I could use the "Condensed" layout that Xcode provides which puts everything in a separate window by default — but this doesn't solve the "manual repositioning" problem and puts extra columns into the tree-view of the project window which I find cluttering and unnecessary.
Choose your own layout
In an effort to address all the things I dislike about Xcode's default layouts, I decided to create a series of Applescripts that would position windows where I want them and could do so based on the type of window (source document, Find results, Build results, Core Data .xcdatamodel, etc). The result is a "virtual" all-in-one window where the panes are positioned according to my choices and I can shift documents from the left-column to the right column or to fullscreen with a basic key command.
Here's a screenshot of my layout showing two edit windows in columns and the project window on the left:
I clearly use a minimalist layout but the approach I will present could be used to put find and build results at the top of one column and reserve the second column for the debugger and console.
The Xcode layout required is the "Default" layout but I collapse the Project window down to just the tree-view by double-clicking the "double-vertical-bar-and-arrow" icon at the right of the tree-view header.
Keyboard shortcuts and working without the toolbar
The only two toolbar items I use are the "Build Configuration" and "Active SDK" popup menus. I use the standard set in the Debug Window but for building I consider it a waste of time. There are only a few keyboard shortcuts you need for Xcode and you really should know them:
- ⌘Y — Build and Debug. This should be your most-used key command.
- ⌘⇧D — Open a file by name. Much faster than using the Project Tree for large projects.
- ⌘⇧Y — Show the Debug Window.

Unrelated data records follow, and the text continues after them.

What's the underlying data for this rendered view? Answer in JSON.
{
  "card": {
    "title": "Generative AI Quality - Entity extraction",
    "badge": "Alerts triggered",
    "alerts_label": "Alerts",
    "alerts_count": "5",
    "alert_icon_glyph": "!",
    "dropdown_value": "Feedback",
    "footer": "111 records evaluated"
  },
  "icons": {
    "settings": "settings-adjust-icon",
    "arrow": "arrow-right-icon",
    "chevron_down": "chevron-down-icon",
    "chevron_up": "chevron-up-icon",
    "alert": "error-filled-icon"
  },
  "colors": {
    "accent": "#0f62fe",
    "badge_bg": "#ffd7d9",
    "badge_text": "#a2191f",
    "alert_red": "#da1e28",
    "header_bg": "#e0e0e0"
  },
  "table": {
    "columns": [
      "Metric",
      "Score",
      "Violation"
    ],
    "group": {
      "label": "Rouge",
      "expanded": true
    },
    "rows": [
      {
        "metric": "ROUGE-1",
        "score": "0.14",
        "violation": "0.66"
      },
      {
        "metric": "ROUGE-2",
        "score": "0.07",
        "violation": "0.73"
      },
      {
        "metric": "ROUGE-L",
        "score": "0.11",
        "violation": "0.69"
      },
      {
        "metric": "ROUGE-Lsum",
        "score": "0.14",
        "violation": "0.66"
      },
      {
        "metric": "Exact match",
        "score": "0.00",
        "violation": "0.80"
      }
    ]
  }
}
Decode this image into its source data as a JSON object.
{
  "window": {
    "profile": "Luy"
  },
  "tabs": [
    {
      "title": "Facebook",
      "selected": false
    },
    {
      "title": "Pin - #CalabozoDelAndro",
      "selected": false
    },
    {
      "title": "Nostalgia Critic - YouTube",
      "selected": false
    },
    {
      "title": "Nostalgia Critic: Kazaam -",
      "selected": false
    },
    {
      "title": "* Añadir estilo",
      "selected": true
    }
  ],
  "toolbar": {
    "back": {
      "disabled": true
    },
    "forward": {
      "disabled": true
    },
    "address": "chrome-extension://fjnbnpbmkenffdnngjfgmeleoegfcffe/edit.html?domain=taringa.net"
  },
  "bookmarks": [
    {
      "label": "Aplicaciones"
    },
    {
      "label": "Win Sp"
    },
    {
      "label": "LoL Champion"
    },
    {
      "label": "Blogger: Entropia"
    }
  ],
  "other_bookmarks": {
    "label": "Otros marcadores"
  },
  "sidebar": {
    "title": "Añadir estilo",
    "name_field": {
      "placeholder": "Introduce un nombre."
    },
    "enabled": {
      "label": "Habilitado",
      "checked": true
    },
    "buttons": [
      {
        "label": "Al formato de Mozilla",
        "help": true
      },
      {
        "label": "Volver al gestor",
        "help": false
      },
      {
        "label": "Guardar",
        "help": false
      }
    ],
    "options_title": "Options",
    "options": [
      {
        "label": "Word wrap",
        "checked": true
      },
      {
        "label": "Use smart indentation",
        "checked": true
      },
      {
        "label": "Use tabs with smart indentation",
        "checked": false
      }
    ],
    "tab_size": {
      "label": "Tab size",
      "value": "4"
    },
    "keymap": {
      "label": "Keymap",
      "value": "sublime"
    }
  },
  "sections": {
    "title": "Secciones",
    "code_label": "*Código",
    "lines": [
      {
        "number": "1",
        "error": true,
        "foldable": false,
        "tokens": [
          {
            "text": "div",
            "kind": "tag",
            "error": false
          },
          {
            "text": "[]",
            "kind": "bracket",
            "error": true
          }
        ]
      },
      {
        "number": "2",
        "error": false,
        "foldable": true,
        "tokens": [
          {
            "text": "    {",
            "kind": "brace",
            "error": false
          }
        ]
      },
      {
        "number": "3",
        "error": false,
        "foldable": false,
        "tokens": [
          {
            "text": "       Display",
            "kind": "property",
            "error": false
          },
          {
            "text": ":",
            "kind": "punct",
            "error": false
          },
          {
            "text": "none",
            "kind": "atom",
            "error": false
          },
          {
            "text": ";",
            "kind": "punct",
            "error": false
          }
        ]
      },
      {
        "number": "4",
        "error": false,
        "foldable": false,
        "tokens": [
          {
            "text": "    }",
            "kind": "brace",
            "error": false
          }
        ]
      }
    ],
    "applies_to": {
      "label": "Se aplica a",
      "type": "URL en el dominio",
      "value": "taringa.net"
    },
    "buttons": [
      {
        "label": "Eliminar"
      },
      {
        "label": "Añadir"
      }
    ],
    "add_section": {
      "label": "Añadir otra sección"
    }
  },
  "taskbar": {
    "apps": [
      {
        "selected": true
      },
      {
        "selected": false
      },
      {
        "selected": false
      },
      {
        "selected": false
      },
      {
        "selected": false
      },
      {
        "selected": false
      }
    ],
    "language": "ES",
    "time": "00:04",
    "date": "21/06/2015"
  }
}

- ⌘⇧F — Show the Find Window.
- ⌘⇧R — Show the Run Console.
- ⌘+option+W — Close all windows of the current type (fast way to close all source windows)
- F10 (or Control + Dashboard button on new keyboards) — Show the current app's windows.
To this collection of keyboard shortcuts, I'll add the following:
- ⌘1 —Position the front-most window in the first column.
- ⌘2 —Position the front-most window in the second column.
- ⌘3 —Position the front-most window filling the first and second columns.
- ⌘4 —Reposition all windows based on type.
The positioning scripts
The following is the Xcode user script for positioning the front-most window in the first column:
To make this work, add it to your Xcode User Scripts as Input=No Input, Directory=Selection, Output=Discard Output, Error=Display in Alert. I then set the shortcut to ⌘1. If you've never added an Xcode User Script before, I explain the process more thoroughly in an earlier post.
Since it is difficult to get the actual screen size using Applescript (see John Gruber's pain in trying) I've hardcoded my screen size into the script. Change the width and height if your screen is a different size and change the dock padding values if your dock is a different height or placement.
This much is fairly simple. Much more interesting is the "reposition everything" script:
Update 2009-10-19: changed to split strings using a specified delimiter so the extension is extracted consistently (not affected by locale settings).
This script iterates over the windows for each document, then over all windows not attached to a document to reach every window that Xcode has open. It then uses the window's title to decide where to place each window. Source code files are placed in the first column, results windows are placed in the second column and the Debugger is made dual column. This script also positions the Project window.
The "position in the second column" and "position filling first and second columns" scripts are just like the first script but with
fullDocBounds from the second script respectively.
A few scripts to reposition your windows and connected to the shortcuts ⌘1 to ⌘4 is not a revolutionary idea but I don't think I was alone among Xcode programmers in continuously repositioning my windows as I opened and shut new documents and switched from debugging to editing to build results and back.
These scripts only save a few seconds at a time but they make Xcode feel much more magical as windows jump to exactly where I want them to be.
I doubt everyone will want to position their windows exactly as I have but these scripts should be easily adaptable to a range of different layouts — just tweak the calculated bounds and the sets of Window suffixes that are placed at each bounds.
An Asteroids-style game in CoreAnimation, Part Four.